You’ll also find plenty of wild onions in Alabama. This is a great find because it’s a delicious seasoning and can be added to lots of recipes. You can toss wild onions into a stir fry or roast them in the oven with potatoes for a great side dish. Keep in mind that wild onion is easy to confuse with other plants, so you’ll want to bring a field guide, check more than one source, and make sure you really have wild onion in your hands.

Allergic Reactions and Safety

Foraging novices should be aware of a potential allergic reaction. While most wild berries are safe to consume, some individuals might have sensitivities. This can especially be true for the leaves of some plants. You may find that you can safely pick and touch the leaves, but they give your friend a rash. The best way to prevent an allergic reaction while picking these edible berries is to wear long sleeves.
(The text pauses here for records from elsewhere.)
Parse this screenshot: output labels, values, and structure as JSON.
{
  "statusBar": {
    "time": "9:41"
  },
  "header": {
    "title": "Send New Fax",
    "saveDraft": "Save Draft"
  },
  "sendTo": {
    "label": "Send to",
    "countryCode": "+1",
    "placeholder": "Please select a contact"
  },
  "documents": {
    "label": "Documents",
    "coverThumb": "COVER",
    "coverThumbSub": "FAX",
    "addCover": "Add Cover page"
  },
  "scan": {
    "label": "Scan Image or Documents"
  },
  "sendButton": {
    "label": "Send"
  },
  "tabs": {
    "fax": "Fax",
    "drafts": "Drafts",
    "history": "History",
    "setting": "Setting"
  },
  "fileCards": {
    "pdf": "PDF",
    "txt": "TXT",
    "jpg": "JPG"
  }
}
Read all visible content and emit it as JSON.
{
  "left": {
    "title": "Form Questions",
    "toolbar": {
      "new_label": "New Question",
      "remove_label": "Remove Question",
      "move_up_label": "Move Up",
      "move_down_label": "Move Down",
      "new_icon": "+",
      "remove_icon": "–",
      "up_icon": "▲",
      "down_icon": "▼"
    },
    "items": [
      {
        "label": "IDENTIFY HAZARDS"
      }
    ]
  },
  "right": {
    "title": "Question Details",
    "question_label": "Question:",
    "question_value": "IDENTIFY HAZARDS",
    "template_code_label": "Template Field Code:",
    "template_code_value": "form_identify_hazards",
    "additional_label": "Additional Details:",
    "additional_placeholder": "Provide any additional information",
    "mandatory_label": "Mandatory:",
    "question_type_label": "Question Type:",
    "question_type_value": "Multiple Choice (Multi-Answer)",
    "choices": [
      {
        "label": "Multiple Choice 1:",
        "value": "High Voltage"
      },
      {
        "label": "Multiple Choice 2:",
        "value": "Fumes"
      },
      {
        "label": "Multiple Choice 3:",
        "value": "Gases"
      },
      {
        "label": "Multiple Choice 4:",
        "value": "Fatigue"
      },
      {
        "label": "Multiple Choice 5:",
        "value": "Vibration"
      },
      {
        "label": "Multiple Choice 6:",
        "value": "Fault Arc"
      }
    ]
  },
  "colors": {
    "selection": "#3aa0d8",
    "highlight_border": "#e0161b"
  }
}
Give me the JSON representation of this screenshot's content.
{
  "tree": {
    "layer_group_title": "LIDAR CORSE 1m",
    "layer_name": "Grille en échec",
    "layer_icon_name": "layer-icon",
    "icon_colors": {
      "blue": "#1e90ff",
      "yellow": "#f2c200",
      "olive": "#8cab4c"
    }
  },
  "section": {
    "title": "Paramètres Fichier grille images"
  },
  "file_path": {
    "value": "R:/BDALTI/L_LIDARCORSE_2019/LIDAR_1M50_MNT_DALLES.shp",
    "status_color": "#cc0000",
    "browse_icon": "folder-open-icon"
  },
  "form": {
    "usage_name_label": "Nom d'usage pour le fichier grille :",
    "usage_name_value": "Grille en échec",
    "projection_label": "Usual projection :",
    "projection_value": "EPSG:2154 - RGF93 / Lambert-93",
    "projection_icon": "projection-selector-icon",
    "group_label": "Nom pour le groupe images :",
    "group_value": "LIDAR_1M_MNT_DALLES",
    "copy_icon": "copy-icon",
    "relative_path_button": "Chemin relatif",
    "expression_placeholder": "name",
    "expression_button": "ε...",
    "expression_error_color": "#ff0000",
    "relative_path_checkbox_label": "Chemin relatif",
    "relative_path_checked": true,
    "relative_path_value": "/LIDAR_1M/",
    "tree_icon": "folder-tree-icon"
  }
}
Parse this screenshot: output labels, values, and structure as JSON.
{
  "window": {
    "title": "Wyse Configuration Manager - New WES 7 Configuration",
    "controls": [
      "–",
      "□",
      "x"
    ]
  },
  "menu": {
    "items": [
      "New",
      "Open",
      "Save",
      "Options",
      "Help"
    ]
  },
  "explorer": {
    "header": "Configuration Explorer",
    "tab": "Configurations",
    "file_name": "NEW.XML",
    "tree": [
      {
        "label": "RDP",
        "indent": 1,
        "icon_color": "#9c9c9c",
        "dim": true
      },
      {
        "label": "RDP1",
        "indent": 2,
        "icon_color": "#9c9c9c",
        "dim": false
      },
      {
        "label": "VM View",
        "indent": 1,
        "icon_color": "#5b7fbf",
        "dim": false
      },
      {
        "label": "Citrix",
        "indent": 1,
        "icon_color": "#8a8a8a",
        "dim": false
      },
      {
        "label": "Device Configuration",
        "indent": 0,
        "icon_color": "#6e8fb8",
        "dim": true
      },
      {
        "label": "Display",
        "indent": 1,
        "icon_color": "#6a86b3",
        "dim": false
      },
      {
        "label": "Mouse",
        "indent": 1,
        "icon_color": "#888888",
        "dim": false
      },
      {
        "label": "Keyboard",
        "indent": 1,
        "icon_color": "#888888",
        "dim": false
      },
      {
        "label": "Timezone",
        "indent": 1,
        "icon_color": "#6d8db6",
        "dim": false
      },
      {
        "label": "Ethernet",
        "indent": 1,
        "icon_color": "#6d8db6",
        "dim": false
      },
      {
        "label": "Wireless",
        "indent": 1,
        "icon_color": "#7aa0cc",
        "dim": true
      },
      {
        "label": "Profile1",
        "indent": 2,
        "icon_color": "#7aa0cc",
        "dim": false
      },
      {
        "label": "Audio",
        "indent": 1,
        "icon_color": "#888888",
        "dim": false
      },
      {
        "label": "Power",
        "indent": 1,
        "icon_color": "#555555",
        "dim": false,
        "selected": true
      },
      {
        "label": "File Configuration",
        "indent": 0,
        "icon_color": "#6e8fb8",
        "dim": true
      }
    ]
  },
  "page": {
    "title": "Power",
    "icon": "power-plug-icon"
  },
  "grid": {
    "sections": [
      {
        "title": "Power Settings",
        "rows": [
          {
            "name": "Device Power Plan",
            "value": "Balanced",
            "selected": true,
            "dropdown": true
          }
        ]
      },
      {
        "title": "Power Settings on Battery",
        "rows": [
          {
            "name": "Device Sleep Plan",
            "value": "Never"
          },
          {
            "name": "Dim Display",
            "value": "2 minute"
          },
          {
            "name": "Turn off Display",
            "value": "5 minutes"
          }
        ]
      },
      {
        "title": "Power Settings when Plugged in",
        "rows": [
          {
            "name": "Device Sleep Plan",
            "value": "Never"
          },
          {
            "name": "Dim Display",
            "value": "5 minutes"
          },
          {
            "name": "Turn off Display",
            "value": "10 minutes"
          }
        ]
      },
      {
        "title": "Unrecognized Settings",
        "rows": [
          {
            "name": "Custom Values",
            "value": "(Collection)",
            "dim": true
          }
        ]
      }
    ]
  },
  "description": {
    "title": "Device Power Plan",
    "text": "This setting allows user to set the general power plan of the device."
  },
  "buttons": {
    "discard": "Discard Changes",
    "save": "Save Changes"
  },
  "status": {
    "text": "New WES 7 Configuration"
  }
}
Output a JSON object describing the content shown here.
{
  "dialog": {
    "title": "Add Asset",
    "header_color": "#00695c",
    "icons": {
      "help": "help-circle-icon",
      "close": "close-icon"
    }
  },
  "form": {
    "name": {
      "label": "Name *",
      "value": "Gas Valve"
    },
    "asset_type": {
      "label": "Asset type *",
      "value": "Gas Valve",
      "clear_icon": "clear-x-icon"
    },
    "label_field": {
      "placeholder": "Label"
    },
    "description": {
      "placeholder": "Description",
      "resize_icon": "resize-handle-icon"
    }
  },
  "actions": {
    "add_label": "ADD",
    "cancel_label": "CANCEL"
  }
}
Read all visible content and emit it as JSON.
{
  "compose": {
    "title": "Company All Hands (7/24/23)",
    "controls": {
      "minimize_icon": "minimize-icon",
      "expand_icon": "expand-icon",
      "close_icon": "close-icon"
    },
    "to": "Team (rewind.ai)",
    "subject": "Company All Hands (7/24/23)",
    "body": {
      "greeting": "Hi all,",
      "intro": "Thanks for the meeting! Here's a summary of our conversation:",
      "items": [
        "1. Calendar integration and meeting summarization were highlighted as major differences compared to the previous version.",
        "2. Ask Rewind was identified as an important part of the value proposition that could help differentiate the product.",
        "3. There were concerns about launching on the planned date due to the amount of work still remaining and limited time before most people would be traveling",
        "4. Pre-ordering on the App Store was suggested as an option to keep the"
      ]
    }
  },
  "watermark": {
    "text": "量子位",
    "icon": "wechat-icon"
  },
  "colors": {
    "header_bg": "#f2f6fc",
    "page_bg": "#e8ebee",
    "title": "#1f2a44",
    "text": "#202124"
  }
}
As for trying berries, it’s advisable to sample a small amount of any new berry before indulging in larger quantities. Furthermore, familiarize yourself with local poisonous berries to avoid any mishaps. Always check more than one source before trying a berry to be sure that it isn’t poisonous.

As mentioned above, when discussing wild blackberries, you should also be mindful of where plants are growing. If they’ve been treated with herbicide or constantly exposed to exhaust fumes, the plant may be full of pollutants. This is a more serious concern with plants that absorb these things. For instance, a banana has a thick skin protecting the edible part, so it’s not as likely to be impacted by things in its environment. A leafy green-like chickweed will absorb everything nearby. Berries also have thin skins and can absorb a lot of pollutants. Be mindful and use your best judgment when making these decisions.

Best Practices for Foraging in Alabama

When setting out on a berry-picking treasure hunt, it’s best to be well-prepared. Equip yourself with a sturdy basket, breathable clothing, and a field guide to help you accurately identify the berries you encounter. Opt for comfortable hiking shoes, as you might need to navigate various terrains to discover hidden berry patches. Avoid overharvesting; leave some berries for local wildlife and future foragers.

Wild Plants and Edible Uses

While berries steal the spotlight, many wild plants in Alabama have edible parts beyond their fruit. Compound leaves, a feature of many wild plants, often help in identification. Learning to recognize edible plants like wild garlic, dandelion, and chickweed can diversify your foraging experience. Incorporating these into your diet can offer new flavors and nutritional benefits.

Exploring Alabama’s wild berries is a thrilling way to connect with nature’s offerings. From the early spring emergence of white flowers to the late spring and summer bounty of delicious berries, the state’s diverse landscape provides a playground for foragers, hikers, and outdoor enthusiasts. As you embark on your berry-hunting adventures, remember to bring a field guide to help identify these treasures and be mindful of the native ecosystem. Whether you gather them for a healthy snack, culinary creations, or simply the joy of discovery, Alabama’s wild berries are a true gift from the natural world.

Recent Posts